Cellular differentiation progresses through an ordered cascade of events involving cell autonomous and micro-environment regulated expression or activation of transcription factors (TFs). Lineage-determining and stimulus-activated TFs collaborate in specifying the transcriptional programs of differentiating cells through the establishment of appropriate genomic repertoires of active or poised cis-regulatory elements, which can eventually be altered by environmental changes to generate transient or persistent functional states. Here, we rationalize available genomic and functional data into a mechanistic model whereby terminal differentiation proceeds first through the establishment of a regulatory landscape that is broadly shared among all cell types within a given lineage; and then through the selective activation of a more restricted set of regulatory elements that specify the unique transcriptional outputs of individual cell types.

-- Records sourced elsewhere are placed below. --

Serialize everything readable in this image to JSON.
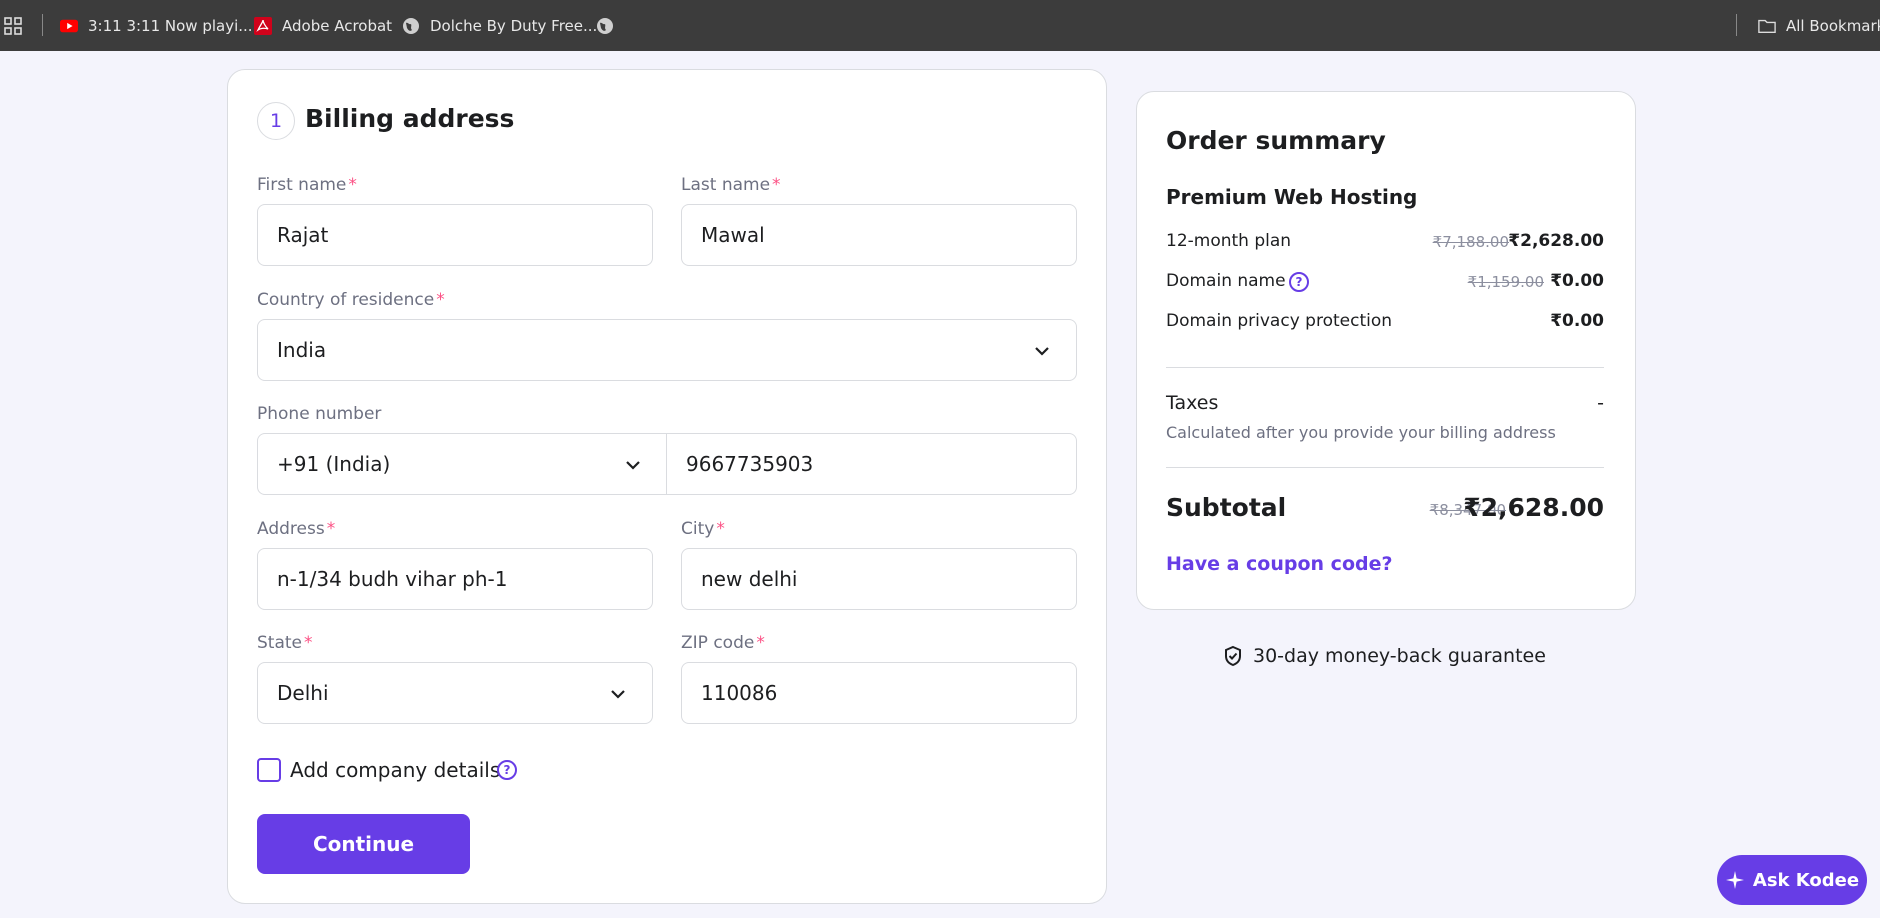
{
  "bookmarks_bar": {
    "items": [
      {
        "label": "3:11 3:11 Now playi...",
        "icon": "youtube-icon"
      },
      {
        "label": "Adobe Acrobat",
        "icon": "pdf-icon"
      },
      {
        "label": "Dolche By Duty Free...",
        "icon": "globe-icon"
      },
      {
        "label": "",
        "icon": "globe-icon"
      }
    ],
    "all_bookmarks": "All Bookmarks"
  },
  "billing": {
    "step": "1",
    "title": "Billing address",
    "first_name": {
      "label": "First name",
      "required": "*",
      "value": "Rajat"
    },
    "last_name": {
      "label": "Last name",
      "required": "*",
      "value": "Mawal"
    },
    "country": {
      "label": "Country of residence",
      "required": "*",
      "value": "India"
    },
    "phone": {
      "label": "Phone number",
      "code": "+91 (India)",
      "value": "9667735903"
    },
    "address": {
      "label": "Address",
      "required": "*",
      "value": "n-1/34 budh vihar ph-1"
    },
    "city": {
      "label": "City",
      "required": "*",
      "value": "new delhi"
    },
    "state": {
      "label": "State",
      "required": "*",
      "value": "Delhi"
    },
    "zip": {
      "label": "ZIP code",
      "required": "*",
      "value": "110086"
    },
    "company_checkbox_label": "Add company details",
    "continue_label": "Continue"
  },
  "order_summary": {
    "title": "Order summary",
    "product": "Premium Web Hosting",
    "lines": [
      {
        "label": "12-month plan",
        "old_price": "₹7,188.00",
        "price": "₹2,628.00"
      },
      {
        "label": "Domain name",
        "old_price": "₹1,159.00",
        "price": "₹0.00"
      },
      {
        "label": "Domain privacy protection",
        "old_price": "",
        "price": "₹0.00"
      }
    ],
    "taxes_label": "Taxes",
    "taxes_value": "-",
    "taxes_note": "Calculated after you provide your billing address",
    "subtotal_label": "Subtotal",
    "subtotal_old": "₹8,347.00",
    "subtotal": "₹2,628.00",
    "coupon_link": "Have a coupon code?"
  },
  "guarantee": "30-day money-back guarantee",
  "chat_button": "Ask Kodee",
  "colors": {
    "accent": "#673de6",
    "required": "#fc5185",
    "page_bg": "#f4f4fc"
  }
}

In this scheme, the interplay between cell-autonomous and microenvironment-regulated TFs is highly complex, with several documented variants.
ASJC Scopus subject areas
- Cell Biology